__RECORDS FOR THIS EXERCISE__
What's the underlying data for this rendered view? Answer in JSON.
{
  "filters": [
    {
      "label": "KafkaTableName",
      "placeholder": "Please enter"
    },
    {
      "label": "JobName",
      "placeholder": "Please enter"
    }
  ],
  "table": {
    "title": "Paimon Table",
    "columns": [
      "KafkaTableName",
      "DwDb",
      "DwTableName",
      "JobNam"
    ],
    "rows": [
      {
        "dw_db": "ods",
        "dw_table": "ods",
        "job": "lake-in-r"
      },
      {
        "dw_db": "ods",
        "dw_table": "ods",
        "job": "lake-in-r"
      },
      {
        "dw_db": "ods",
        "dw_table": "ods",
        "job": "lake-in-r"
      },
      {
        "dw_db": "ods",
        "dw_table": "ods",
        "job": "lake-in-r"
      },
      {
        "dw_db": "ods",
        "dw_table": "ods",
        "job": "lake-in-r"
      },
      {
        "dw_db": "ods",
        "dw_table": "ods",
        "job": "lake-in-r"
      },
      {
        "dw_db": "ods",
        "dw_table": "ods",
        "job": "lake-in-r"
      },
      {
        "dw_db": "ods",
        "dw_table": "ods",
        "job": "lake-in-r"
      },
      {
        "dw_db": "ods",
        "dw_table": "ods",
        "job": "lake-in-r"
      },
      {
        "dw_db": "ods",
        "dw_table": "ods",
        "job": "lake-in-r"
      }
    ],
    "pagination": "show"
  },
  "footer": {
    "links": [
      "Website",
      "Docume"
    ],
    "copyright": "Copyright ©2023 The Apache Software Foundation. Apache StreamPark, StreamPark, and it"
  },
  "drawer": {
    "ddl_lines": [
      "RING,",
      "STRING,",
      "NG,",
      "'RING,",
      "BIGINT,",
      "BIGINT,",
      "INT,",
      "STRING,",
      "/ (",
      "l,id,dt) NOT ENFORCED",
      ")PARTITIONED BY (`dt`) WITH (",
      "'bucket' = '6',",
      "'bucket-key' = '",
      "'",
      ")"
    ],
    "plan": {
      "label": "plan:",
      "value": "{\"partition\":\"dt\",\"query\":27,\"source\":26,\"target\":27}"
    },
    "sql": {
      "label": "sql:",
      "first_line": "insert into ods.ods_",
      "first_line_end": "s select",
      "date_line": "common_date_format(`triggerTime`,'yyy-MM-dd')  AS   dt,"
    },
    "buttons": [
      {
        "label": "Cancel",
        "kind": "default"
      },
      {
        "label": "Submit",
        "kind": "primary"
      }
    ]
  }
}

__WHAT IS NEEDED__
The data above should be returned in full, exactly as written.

__TASK RESULT__
What's the underlying data for this rendered view? Answer in JSON.
{
  "filters": [
    {
      "label": "KafkaTableName",
      "placeholder": "Please enter"
    },
    {
      "label": "JobName",
      "placeholder": "Please enter"
    }
  ],
  "table": {
    "title": "Paimon Table",
    "columns": [
      "KafkaTableName",
      "DwDb",
      "DwTableName",
      "JobNam"
    ],
    "rows": [
      {
        "dw_db": "ods",
        "dw_table": "ods",
        "job": "lake-in-r"
      },
      {
        "dw_db": "ods",
        "dw_table": "ods",
        "job": "lake-in-r"
      },
      {
        "dw_db": "ods",
        "dw_table": "ods",
        "job": "lake-in-r"
      },
      {
        "dw_db": "ods",
        "dw_table": "ods",
        "job": "lake-in-r"
      },
      {
        "dw_db": "ods",
        "dw_table": "ods",
        "job": "lake-in-r"
      },
      {
        "dw_db": "ods",
        "dw_table": "ods",
        "job": "lake-in-r"
      },
      {
        "dw_db": "ods",
        "dw_table": "ods",
        "job": "lake-in-r"
      },
      {
        "dw_db": "ods",
        "dw_table": "ods",
        "job": "lake-in-r"
      },
      {
        "dw_db": "ods",
        "dw_table": "ods",
        "job": "lake-in-r"
      },
      {
        "dw_db": "ods",
        "dw_table": "ods",
        "job": "lake-in-r"
      }
    ],
    "pagination": "show"
  },
  "footer": {
    "links": [
      "Website",
      "Docume"
    ],
    "copyright": "Copyright ©2023 The Apache Software Foundation. Apache StreamPark, StreamPark, and it"
  },
  "drawer": {
    "ddl_lines": [
      "RING,",
      "STRING,",
      "NG,",
      "'RING,",
      "BIGINT,",
      "BIGINT,",
      "INT,",
      "STRING,",
      "/ (",
      "l,id,dt) NOT ENFORCED",
      ")PARTITIONED BY (`dt`) WITH (",
      "'bucket' = '6',",
      "'bucket-key' = '",
      "'",
      ")"
    ],
    "plan": {
      "label": "plan:",
      "value": "{\"partition\":\"dt\",\"query\":27,\"source\":26,\"target\":27}"
    },
    "sql": {
      "label": "sql:",
      "first_line": "insert into ods.ods_",
      "first_line_end": "s select",
      "date_line": "common_date_format(`triggerTime`,'yyy-MM-dd')  AS   dt,"
    },
    "buttons": [
      {
        "label": "Cancel",
        "kind": "default"
      },
      {
        "label": "Submit",
        "kind": "primary"
      }
    ]
  }
}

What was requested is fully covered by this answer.